Bad adventuring decision. Even though we tried to discourage him, he insisted that his character would do just that. Still, the GM’s aren’t there to force players to act a certain way. We just set the scene and tell players the results of their actions – wise and unwise both. So Corey and I took him aside in a different room and played it out.
The lone rogue soon got caught by the Vampire. He was charmed and then dressed in an illusion of Strahd and ordered to sleep in the Vampire’s coffin. As a result, the rest of the party murdered the Half-Orc thinking that he was Strahd, while the real villain got away. They only learned of their mistake after the game was over.
We can Make it Together
The moral of that sad story is that no one should go wandering through the dark unknown by themselves. While you seldom run up against Evil Undead Overlords in the average city (Los Angeles being a notable exception), you will sometimes find yourself caught up in events that are unpleasant and could have equally dire consequences. You need someone at your side.

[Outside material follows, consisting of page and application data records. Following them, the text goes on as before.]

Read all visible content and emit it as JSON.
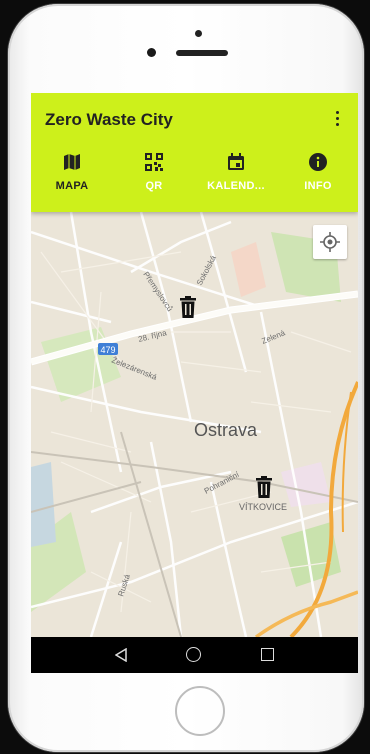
{
  "app": {
    "title": "Zero Waste City"
  },
  "tabs": [
    {
      "label": "MAPA",
      "icon": "map-icon"
    },
    {
      "label": "QR",
      "icon": "qr-code-icon"
    },
    {
      "label": "KALEND...",
      "icon": "calendar-icon"
    },
    {
      "label": "INFO",
      "icon": "info-icon"
    }
  ],
  "map": {
    "city_label": "Ostrava",
    "district_label": "VÍTKOVICE",
    "route_shield": "479",
    "streets": [
      "Přemyslovců",
      "Sokolská",
      "28. října",
      "Zelená",
      "Železárenská",
      "Pohraniční",
      "Ruská"
    ],
    "markers": [
      "trash-bin-icon",
      "trash-bin-icon"
    ]
  },
  "colors": {
    "accent": "#cdf01b",
    "inactive_tab_text": "#ffffff"
  }
}
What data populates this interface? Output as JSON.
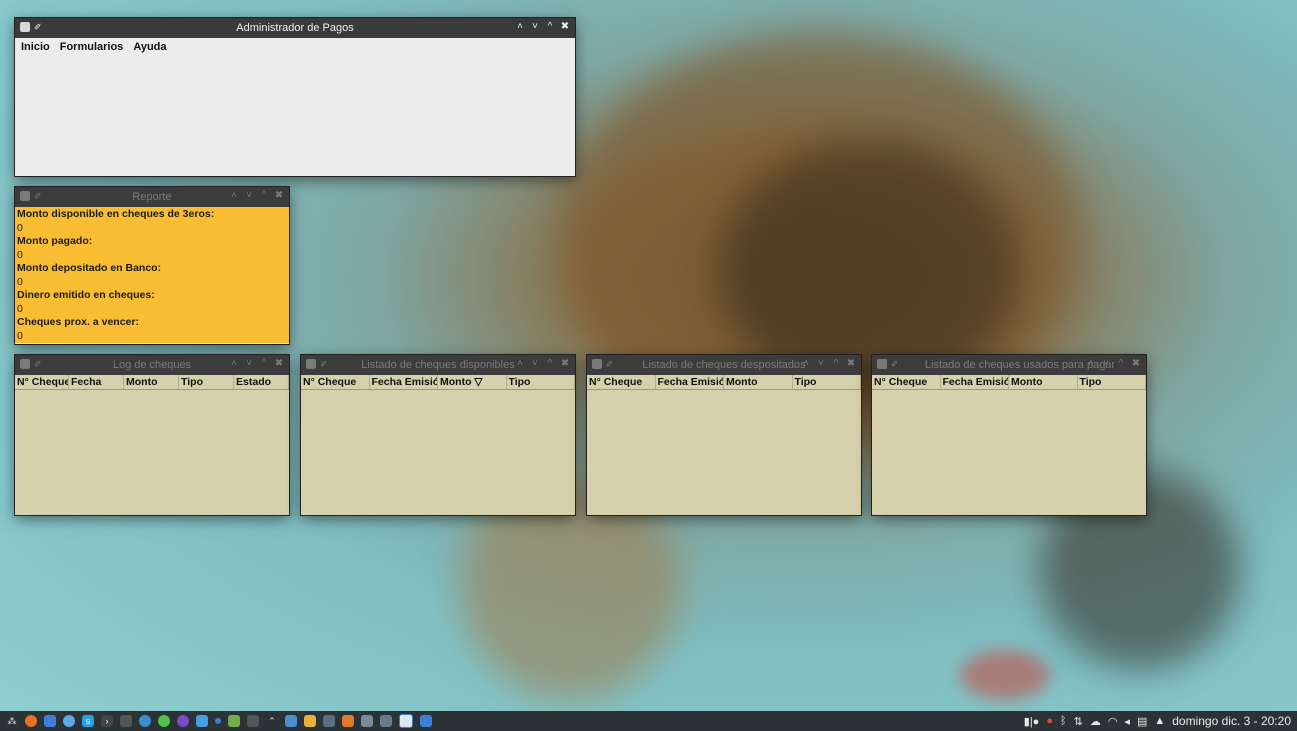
{
  "main_window": {
    "title": "Administrador de Pagos",
    "menu": [
      "Inicio",
      "Formularios",
      "Ayuda"
    ]
  },
  "report_window": {
    "title": "Reporte",
    "items": [
      {
        "label": "Monto disponible en cheques de 3eros:",
        "value": "0"
      },
      {
        "label": "Monto pagado:",
        "value": "0"
      },
      {
        "label": "Monto depositado en Banco:",
        "value": "0"
      },
      {
        "label": "Dinero emitido en cheques:",
        "value": "0"
      },
      {
        "label": "Cheques prox. a vencer:",
        "value": "0"
      }
    ]
  },
  "log_window": {
    "title": "Log de cheques",
    "columns": [
      "N° Cheque",
      "Fecha",
      "Monto",
      "Tipo",
      "Estado"
    ]
  },
  "disponibles_window": {
    "title": "Listado de cheques disponibles",
    "columns": [
      "N° Cheque",
      "Fecha Emisión",
      "Monto ▽",
      "Tipo"
    ]
  },
  "depositados_window": {
    "title": "Listado de cheques despositados",
    "columns": [
      "N° Cheque",
      "Fecha Emisión",
      "Monto",
      "Tipo"
    ]
  },
  "usados_window": {
    "title": "Listado de cheques usados para pagar",
    "columns": [
      "N° Cheque",
      "Fecha Emisión",
      "Monto",
      "Tipo"
    ]
  },
  "taskbar": {
    "clock": "domingo dic. 3 - 20:20",
    "launcher_icons": [
      "start-menu-icon",
      "firefox-icon",
      "files-icon",
      "chromium-icon",
      "skype-icon",
      "terminal-icon",
      "editor-icon",
      "browser-icon",
      "spotify-icon",
      "media-icon",
      "viewer-icon",
      "dot-icon",
      "game-icon",
      "text-icon",
      "settings-icon",
      "app-icon",
      "folder-icon",
      "window-icon",
      "calendar-icon",
      "image-viewer-icon",
      "mail-icon",
      "java-icon",
      "document-icon"
    ],
    "tray_icons": [
      "battery-icon",
      "gmail-icon",
      "bluetooth-icon",
      "usb-icon",
      "cloud-icon",
      "wifi-icon",
      "volume-icon",
      "clipboard-icon",
      "arrow-up-icon"
    ]
  },
  "colors": {
    "report_bg": "#f8bd32",
    "table_bg": "#d7d0ac",
    "titlebar": "#3a3a3a"
  }
}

Corey and I met when he ran a D&D game at a WesterCon Science Fiction Convention. We’ve been together ever since. We work together, play together, and sleep together at night. We also have our occasional arguments and disagreements. (It’s Wednesday –where’s the blog? Um… I… er… the werewolf ate it?) We’ve been through the Sisyphean Nightmare of working 12 hour days for Game Companies who then released our precious creations still riddled with bugs. We have been through periods of time with no work, little money, and no work potential. We’ve also shared the best moments of our lives in the birth of our son, the release of Hero’s Quest, and the creation of the School for Heroes.
The important point is that we do things together. We seldom go off adventuring alone when it comes to important things. We talk to one another and let each other know our deepest feelings.
So when you find the person who is your perfect complement – do what you can to make that relationship last. Treasure the personality traits you share, and value the differences. Be a team rather than a boss and employee. Do things together that you both love. The bonds formed by shared happiness can last a lifetime.
The Play’s the Thing
Clearly, the shared experiences are the best experiences. When our oddball playing group comes to the climax of an exciting adventure, we all feel empowered and thrilled by what we have done. Likewise, going out to a movie together and sharing a meal and discussion afterwards can be a great time. (The movie doesn’t even have to be a good one – we spent hours mocking the inconsistencies and bad science of Jurassic Park.) These shared times make life richer and more fun.
Bruised, battered, and beaten, the last adventurers stand before the dark altar. Most of her acolytes and the rest of the party lie dying on the cold marble floor. As the High Priestess of the Spider Goddess Lolth begins her final incantation, the Mage and Cleric look at each other grimly, and cast their last remaining spells.
The ceiling above the Priestess softens into mud in response to the mage’s arcane gestures. The High Priestess laughs exultantly, knowing that pitiful spell cannot stop her ritual. She has won!
Or has she? The Cleric completes his incantation – Dispel Magic – and the mud hardens into rock once again. Encased in stone, the High Priestess – and her smile – are frozen forever, her ritual stopped. The party has triumphed where any one individual would have failed.
So if you want to have a life that is full of adventure and great times, find some good friends and do what you can to stay together. Our gaming group is scattered for miles across several states, and sometimes years pass between games with our friends. However, we have all been friends through the decades and still enjoy playing together.
With friends like these, the fun will last a lifetime.